29 September - 1 December 2012

In Autumn of 2012, artist Laurence Kavanagh presented new work, freshly commissioned by Gerald Moore Gallery. 

April is a development of his ongoing engagement with the seminal nouveau roman cinenovel La Jalousie (Jealousy, 1957) by Alain Robbe-Grillet. Evoking the geometry of the novel's structure and its recurring themes, April is an installation made from white steel and cast components that transformed the ground floor gallery. The installation explors the psychology of domestic architecture, the objects contained within it and the potential for these elements to reflect/project internal states of mind. April uses everyday domestic items such as a table, chairs, picture frame, wash basin and soap as devices to project a 'shadow mirror' onto the wall of the gallery. The 'shadow mirror' draws a relationship between object, image and viewer.

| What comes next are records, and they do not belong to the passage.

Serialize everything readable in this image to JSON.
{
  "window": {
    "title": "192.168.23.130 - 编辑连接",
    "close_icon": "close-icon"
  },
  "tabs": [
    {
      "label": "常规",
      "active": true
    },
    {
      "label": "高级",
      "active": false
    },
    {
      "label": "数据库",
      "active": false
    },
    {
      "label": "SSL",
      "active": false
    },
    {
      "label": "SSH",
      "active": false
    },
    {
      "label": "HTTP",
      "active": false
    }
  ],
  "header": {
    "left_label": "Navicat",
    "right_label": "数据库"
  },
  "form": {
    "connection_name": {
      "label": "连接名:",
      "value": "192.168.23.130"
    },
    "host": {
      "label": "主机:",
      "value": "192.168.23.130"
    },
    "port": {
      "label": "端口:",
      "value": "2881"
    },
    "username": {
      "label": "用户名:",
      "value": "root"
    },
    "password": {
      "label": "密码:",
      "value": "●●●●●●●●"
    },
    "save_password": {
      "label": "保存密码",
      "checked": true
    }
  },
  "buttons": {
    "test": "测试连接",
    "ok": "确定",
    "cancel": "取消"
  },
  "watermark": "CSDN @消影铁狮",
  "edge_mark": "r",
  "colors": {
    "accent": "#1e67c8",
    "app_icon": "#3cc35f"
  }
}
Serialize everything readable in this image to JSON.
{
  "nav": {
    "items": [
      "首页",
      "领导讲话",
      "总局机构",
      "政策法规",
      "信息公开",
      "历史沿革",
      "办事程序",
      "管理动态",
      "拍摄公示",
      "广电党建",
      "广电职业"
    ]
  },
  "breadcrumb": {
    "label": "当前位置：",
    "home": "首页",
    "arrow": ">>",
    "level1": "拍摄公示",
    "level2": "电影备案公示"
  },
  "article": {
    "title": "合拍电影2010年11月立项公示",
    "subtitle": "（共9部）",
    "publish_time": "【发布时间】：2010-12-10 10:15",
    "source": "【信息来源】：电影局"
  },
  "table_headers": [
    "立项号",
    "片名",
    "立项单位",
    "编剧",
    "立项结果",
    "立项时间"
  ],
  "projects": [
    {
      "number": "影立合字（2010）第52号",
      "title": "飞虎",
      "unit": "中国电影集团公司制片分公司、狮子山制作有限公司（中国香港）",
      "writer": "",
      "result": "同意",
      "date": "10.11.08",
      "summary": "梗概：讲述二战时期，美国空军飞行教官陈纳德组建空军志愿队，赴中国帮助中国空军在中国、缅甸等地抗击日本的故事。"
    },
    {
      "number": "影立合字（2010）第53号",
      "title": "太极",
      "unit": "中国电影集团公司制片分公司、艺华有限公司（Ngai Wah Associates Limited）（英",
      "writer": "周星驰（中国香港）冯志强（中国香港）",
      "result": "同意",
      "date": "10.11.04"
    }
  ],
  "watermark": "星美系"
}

April is part of a series of twelve works, and to date Kavanagh has exhibited three of them as part of the show 'Lights, Camera, Action!' in Temple Bar Gallery, Dublin, earlier in 2012. As artist and director, Kavanagh also conceived and created the artwork for a collaborative choreographic dance work Jealousy at the Print Room Theatre (February 2012).

Laurence Kavanagh is represented by Marlborough Contemporary, London. Recent exhibitions and projects include 'Transmitter/Receiver: The Persistence of Collage' (Arts Council Collection group show: MIMA, Middlesborough and touring, November 2011-May 2013); Group Show (PilarCorrias Gallery, London, 2011); OrielMostyn Open (Winner, 2011); 'Volta' (Irish Museum of Modern Art, Dublin, 2010); 'The Lonely House' (Cocheme Residency offsite project, London, 2009). Residencies include: The Victoria & Albert Museum, London (2010); The Irish Museum of Modern Art, Dublin (2009); The Cocheme Fellowship, University of the Arts London (2008); and The British School at Rome (2007). Kavanagh has also curated several group exhibitions in London, which include 'Wider than The Sky' (2005); 'The Music of The Future' (Gasworks Gallery, London, 2007).